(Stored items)
Start of Block

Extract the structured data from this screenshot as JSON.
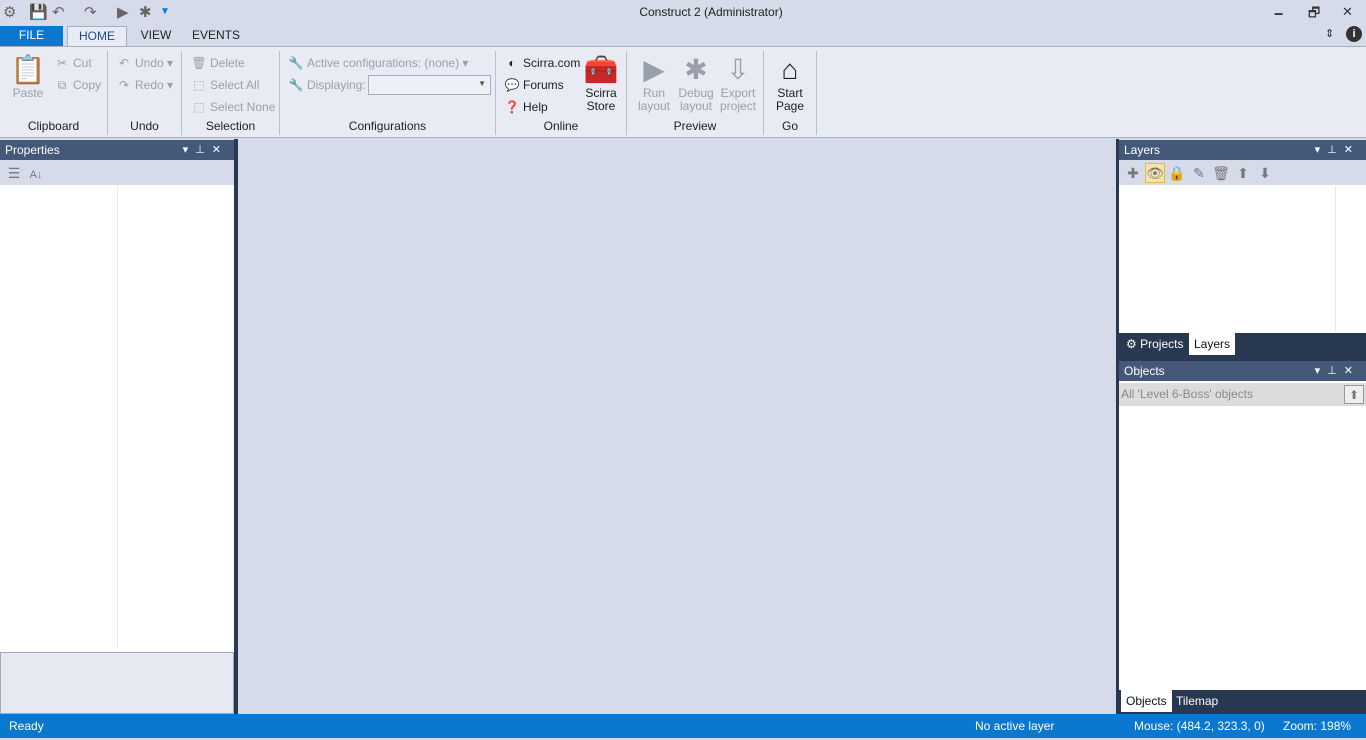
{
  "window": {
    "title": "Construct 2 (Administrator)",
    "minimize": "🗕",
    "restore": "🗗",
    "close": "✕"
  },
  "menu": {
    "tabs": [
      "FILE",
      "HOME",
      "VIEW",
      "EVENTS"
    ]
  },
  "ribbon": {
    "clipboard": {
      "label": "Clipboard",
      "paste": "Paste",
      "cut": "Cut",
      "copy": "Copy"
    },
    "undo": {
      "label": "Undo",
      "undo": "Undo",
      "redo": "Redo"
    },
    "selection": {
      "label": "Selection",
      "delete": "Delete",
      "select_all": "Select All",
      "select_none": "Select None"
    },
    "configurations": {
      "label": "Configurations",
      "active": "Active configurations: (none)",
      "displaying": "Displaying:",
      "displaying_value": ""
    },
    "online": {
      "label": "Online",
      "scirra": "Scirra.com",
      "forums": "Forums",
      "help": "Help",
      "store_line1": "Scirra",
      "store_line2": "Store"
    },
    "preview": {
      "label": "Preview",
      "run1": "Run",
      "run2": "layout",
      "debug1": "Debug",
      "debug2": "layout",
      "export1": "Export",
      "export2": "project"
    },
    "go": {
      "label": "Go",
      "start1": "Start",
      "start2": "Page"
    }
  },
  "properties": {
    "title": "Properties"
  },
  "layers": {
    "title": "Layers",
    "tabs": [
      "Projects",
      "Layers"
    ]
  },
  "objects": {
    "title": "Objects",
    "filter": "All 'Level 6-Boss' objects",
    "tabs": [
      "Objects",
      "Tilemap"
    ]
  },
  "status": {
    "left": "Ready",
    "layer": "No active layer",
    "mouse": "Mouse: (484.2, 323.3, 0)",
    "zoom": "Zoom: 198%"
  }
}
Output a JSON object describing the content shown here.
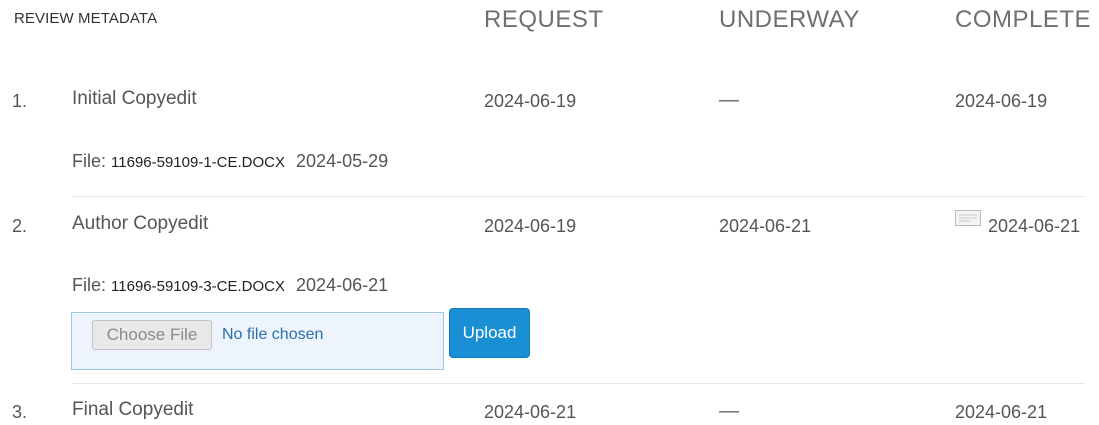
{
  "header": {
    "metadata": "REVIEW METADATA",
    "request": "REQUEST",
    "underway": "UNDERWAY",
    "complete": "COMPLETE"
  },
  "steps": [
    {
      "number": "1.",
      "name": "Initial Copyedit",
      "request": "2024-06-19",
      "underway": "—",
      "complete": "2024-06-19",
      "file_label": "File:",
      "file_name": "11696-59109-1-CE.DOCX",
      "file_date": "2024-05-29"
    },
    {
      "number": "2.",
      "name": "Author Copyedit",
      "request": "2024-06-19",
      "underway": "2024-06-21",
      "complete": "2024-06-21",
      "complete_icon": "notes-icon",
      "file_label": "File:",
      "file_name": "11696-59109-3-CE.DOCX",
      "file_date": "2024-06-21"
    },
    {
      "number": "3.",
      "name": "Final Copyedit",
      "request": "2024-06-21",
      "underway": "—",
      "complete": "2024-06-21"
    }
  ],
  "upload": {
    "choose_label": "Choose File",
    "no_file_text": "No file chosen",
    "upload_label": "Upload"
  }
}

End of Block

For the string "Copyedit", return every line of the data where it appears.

      "name": "Initial Copyedit",
      "name": "Author Copyedit",
      "name": "Final Copyedit",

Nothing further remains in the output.